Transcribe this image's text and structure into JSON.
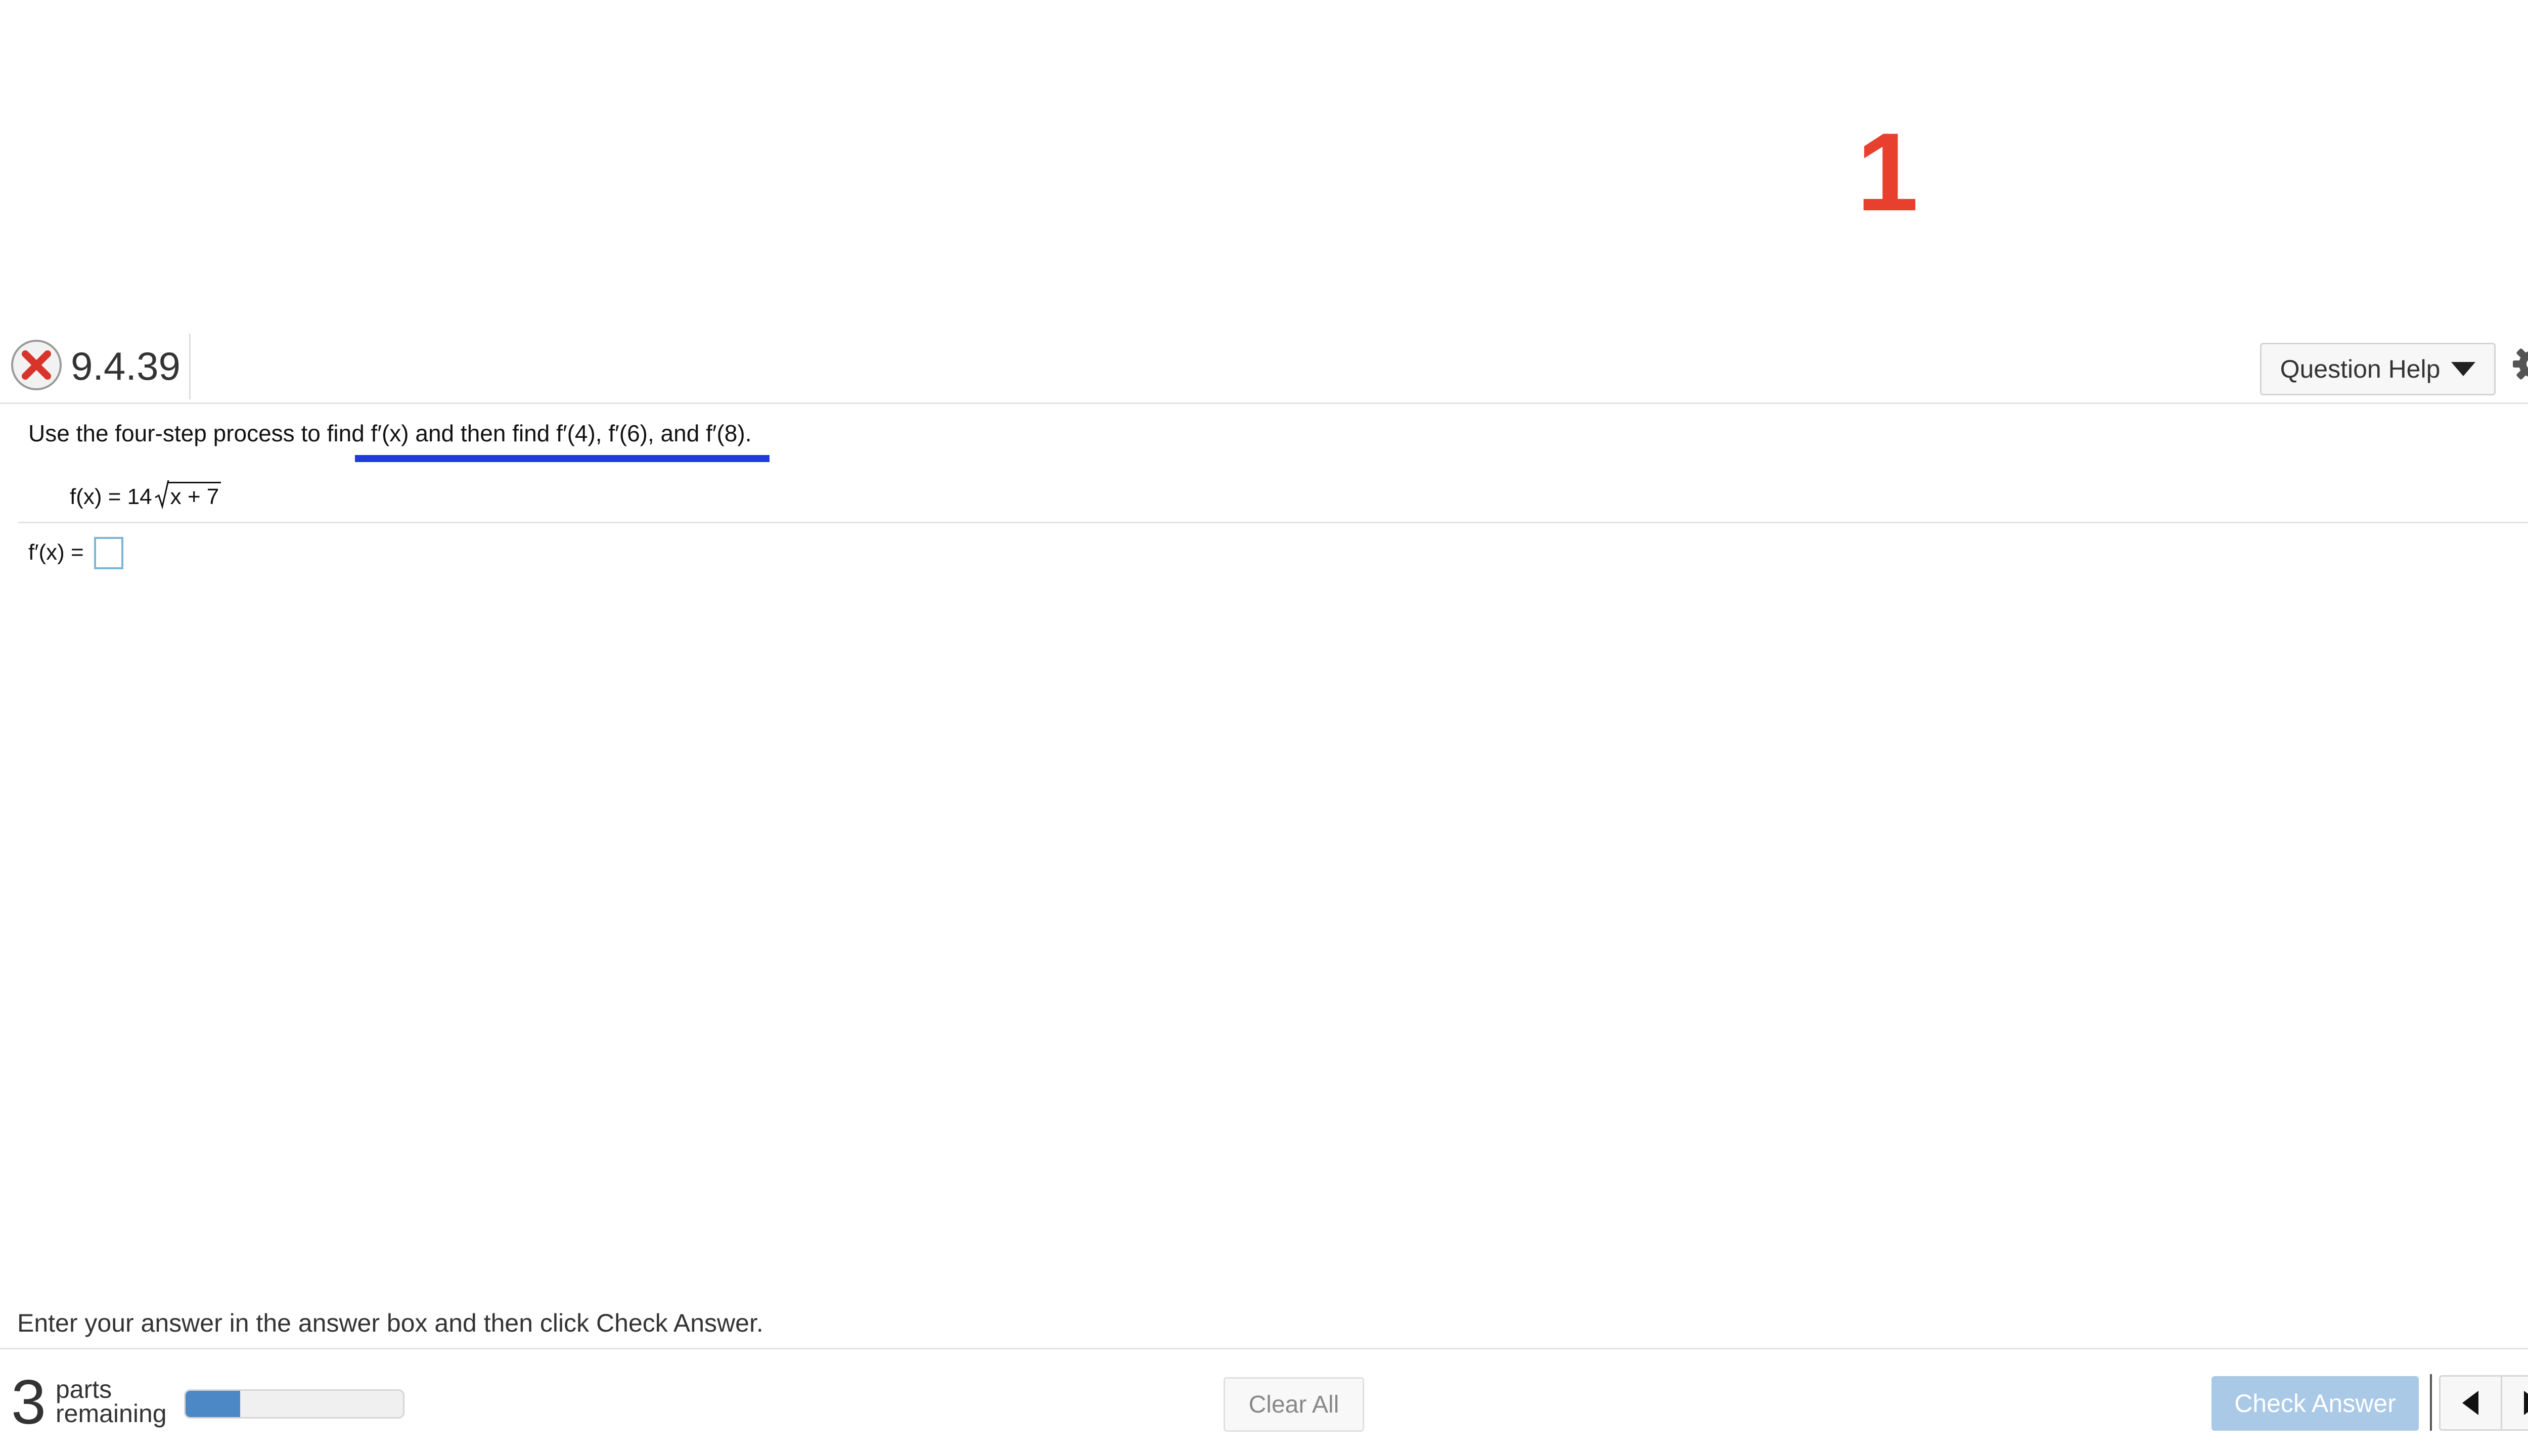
{
  "annotation": {
    "number": "1"
  },
  "header": {
    "question_number": "9.4.39",
    "status_icon": "incorrect-x-icon",
    "help_label": "Question Help",
    "settings_icon": "gear-icon"
  },
  "question": {
    "prompt": "Use the four-step process to find f′(x) and then find f′(4), f′(6), and f′(8).",
    "function_prefix": "f(x) = 14",
    "function_radicand": "x + 7",
    "answer_label": "f′(x) =",
    "answer_value": ""
  },
  "footer": {
    "instruction": "Enter your answer in the answer box and then click Check Answer.",
    "parts_count": "3",
    "parts_word": "parts",
    "remaining_word": "remaining",
    "progress_fraction": 0.25,
    "clear_label": "Clear All",
    "check_label": "Check Answer",
    "help_icon": "question-mark-icon",
    "prev_icon": "previous-arrow-icon",
    "next_icon": "next-arrow-icon"
  },
  "colors": {
    "annotation": "#e8402f",
    "underline": "#1f3be0",
    "progress_fill": "#4d88c6",
    "check_button": "#a9c9e6",
    "incorrect": "#d9342b",
    "help_circle": "#f2c230"
  }
}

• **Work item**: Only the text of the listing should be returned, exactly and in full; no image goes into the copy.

• **Your solution**:
Transcribe this image's text and structure into JSON.
{
  "annotation": {
    "number": "1"
  },
  "header": {
    "question_number": "9.4.39",
    "status_icon": "incorrect-x-icon",
    "help_label": "Question Help",
    "settings_icon": "gear-icon"
  },
  "question": {
    "prompt": "Use the four-step process to find f′(x) and then find f′(4), f′(6), and f′(8).",
    "function_prefix": "f(x) = 14",
    "function_radicand": "x + 7",
    "answer_label": "f′(x) =",
    "answer_value": ""
  },
  "footer": {
    "instruction": "Enter your answer in the answer box and then click Check Answer.",
    "parts_count": "3",
    "parts_word": "parts",
    "remaining_word": "remaining",
    "progress_fraction": 0.25,
    "clear_label": "Clear All",
    "check_label": "Check Answer",
    "help_icon": "question-mark-icon",
    "prev_icon": "previous-arrow-icon",
    "next_icon": "next-arrow-icon"
  },
  "colors": {
    "annotation": "#e8402f",
    "underline": "#1f3be0",
    "progress_fill": "#4d88c6",
    "check_button": "#a9c9e6",
    "incorrect": "#d9342b",
    "help_circle": "#f2c230"
  }
}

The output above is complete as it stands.